——–“Home values could fall significantly. Banks could stop lending to flood-prone communities. Towns could lose the tax money they need to build sea walls and other protections. These are a few of the warnings published on Thursday by the Federal Reserve Bank of San Francisco regarding the financial risks of climate change. The collection of 18 papers by outside experts amounts to one of the most specific and dire accountings of the dangers posed to businesses and communities in the United States—a threat so significant that the nation’s central bank seems increasingly compelled to address it. . . . The research, conducted by 38 academics and practitioners from around the country . . . presents in precise language a dire picture of the risks of a changing climate, and warns that local governments don’t have the means to deal with them.”
********The research mentioned appears in the October 2019 issue of Community Development Innovation Review. The article “Climagration and the Private Sector” struck me as especially interesting. It notes that “As the effects of climate change grow more severe, millions of people in the United States and around the world will relocate away from hazards. This climate-induced relocation, or ‘climagration,’ will have significant consequences for the private sector.”

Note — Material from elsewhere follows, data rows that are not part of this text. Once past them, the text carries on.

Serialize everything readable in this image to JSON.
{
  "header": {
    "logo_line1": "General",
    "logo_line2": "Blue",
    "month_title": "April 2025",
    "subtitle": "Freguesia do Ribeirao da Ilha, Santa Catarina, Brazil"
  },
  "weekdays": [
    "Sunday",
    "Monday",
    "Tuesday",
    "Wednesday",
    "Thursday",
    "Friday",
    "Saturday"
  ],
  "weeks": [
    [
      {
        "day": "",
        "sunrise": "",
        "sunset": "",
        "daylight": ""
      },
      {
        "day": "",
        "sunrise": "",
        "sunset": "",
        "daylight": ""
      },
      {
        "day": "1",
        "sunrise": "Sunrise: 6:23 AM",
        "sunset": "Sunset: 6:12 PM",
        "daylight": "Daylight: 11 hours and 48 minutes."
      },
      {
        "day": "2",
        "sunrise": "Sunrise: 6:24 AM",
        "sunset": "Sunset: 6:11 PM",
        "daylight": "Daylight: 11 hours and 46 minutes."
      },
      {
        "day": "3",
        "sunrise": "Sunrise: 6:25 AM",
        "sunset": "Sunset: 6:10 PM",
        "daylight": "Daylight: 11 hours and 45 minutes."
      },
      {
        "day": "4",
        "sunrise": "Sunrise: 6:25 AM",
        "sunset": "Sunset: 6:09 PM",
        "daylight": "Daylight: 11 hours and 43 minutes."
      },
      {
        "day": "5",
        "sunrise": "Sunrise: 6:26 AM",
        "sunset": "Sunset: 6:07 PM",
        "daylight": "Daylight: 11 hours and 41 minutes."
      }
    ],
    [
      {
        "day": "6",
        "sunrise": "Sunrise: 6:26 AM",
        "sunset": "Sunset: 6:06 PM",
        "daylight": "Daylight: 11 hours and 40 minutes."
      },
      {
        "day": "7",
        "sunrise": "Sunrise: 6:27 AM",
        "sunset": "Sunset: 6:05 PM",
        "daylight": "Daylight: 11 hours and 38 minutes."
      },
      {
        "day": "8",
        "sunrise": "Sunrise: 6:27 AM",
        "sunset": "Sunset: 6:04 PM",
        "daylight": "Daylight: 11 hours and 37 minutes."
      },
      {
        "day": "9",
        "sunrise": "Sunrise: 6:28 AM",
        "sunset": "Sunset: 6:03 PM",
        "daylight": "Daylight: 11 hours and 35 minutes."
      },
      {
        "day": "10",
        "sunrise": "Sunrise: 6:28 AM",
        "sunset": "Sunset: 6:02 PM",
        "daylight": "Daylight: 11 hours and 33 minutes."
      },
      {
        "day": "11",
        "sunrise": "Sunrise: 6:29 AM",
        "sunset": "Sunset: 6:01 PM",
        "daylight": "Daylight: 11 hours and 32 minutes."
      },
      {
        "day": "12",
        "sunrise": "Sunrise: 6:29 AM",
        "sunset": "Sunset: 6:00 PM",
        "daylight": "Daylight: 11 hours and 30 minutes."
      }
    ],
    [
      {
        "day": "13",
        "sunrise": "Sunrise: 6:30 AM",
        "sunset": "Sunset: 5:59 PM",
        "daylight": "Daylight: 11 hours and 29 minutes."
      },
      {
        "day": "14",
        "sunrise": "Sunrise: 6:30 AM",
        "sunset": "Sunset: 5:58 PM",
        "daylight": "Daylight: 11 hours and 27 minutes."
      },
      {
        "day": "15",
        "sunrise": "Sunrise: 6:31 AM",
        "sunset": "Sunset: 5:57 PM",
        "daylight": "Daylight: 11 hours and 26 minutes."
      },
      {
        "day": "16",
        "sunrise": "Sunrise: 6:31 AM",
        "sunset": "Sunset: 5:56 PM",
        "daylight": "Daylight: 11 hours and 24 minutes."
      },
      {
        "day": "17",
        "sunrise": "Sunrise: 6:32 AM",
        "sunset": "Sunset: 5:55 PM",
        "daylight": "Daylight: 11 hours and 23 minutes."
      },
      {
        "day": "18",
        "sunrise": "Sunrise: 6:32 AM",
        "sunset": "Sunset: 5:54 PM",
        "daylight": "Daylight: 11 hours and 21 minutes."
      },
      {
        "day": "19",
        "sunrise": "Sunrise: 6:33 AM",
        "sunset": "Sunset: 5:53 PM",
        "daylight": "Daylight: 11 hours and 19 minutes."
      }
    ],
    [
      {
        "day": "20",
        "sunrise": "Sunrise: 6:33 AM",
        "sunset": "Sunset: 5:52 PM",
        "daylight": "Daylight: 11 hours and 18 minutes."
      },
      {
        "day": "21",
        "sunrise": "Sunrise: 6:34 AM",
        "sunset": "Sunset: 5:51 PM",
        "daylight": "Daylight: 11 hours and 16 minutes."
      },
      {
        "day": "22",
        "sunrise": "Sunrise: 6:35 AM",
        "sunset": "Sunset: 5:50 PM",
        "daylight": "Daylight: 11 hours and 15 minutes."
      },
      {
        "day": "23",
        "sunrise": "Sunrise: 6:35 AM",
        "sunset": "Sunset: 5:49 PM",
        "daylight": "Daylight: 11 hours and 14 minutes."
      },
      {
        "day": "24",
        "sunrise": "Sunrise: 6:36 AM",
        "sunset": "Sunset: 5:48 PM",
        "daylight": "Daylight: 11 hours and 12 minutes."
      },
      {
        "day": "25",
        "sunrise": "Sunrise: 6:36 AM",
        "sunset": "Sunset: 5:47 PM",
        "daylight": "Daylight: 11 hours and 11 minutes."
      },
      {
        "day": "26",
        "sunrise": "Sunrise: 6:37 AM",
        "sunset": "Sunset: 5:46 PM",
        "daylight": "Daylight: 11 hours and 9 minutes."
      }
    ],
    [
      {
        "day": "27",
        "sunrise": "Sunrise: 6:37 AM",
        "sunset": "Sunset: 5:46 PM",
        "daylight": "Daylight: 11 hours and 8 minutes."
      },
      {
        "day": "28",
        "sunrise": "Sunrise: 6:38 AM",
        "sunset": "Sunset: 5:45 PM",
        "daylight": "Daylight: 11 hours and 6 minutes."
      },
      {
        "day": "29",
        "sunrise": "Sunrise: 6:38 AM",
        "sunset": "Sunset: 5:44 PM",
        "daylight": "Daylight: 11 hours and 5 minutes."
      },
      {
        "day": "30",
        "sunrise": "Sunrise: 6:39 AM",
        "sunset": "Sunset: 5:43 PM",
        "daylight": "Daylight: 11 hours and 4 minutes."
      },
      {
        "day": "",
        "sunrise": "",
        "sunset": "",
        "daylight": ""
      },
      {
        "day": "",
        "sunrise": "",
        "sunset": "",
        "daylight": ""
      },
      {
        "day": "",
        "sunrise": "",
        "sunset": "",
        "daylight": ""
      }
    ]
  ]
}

This is a good time to call attention, once more, to the Task Force on Climate-related Financial Disclosures. Its work is especially important given that Exxon is now on trial for allegedly misleading investors about risks associated with climate change, as reported here by NPR. Although the article says that Exxon’s trial is “only the second climate change trial in the U.S.” there will surely be more.
(18 October 2019) [SR] “The Rental Economy Is at Risk in a Downturn” The Wall Street Journal
——–“Americans don’t own stuff like they used to. . . . The shift away from ownership to what KKR’s Paula Campbell Roberts has called the asset-light consumer represents a reshaping of the economy, borne of a confluence of factors, including the scars left by the 2008 financial crisis and the advent of new technologies. It is giving households increased flexibility in how they finance their lives, lowering the debt burden that often comes with ownership. Investors are loving the rental economy too, paying up for businesses with steady cash flows But the asset-light consumer’s behavior remains largely untested in a downturn—a risk risk—and could hold nasty surprises.”
********The article goes on to note that, “One reason more people are renting may be that, after the financial crisis, homes aren’t seen as such a safe investment. In an economic downturn it can be easier for renters to lower their housing costs by moving into a lower-rent home or to move for job opportunities elsewhere. Homeowners, stuck with mortgage payments, have it harder. The flexibility comes at the cost of not building up home equity.” This is an argument with generality, which applies to the purchase of any durable good verses purchasing its uses, i.e., renting. The article concludes with a warning to rental businesses: “If times get tough, how many companies will find that the rental checks they were counting on aren’t in the mail?” To learn more about ”asset-light consumers” by reading Paula Campbell Roberts’s article.
A related article, also in The Wall Street Journal, is [SR] “What’s an Experience Worth? The Math Is Tricky.” Unsurprisingly, the article only contains anecdotes, no math. Still it makes some good points about the relationship between buying things and buying experiences. Although a one-week trip to the beach with friends is over in a week, those memories linger of the trip and the times shared persist. Thus time-limited experiences, due to memory, have durability just like a durable good has durability. My recollection is that the role of memory and relationships is not considered in the usual analysis of purchase vs. rental decisions. It should be. The article that is the foundation of this piece is “A wonderful life: experiential consumption and the pursuit of happiness,” which appeared in the Journal of Consumer Psychology.
May you have a good week!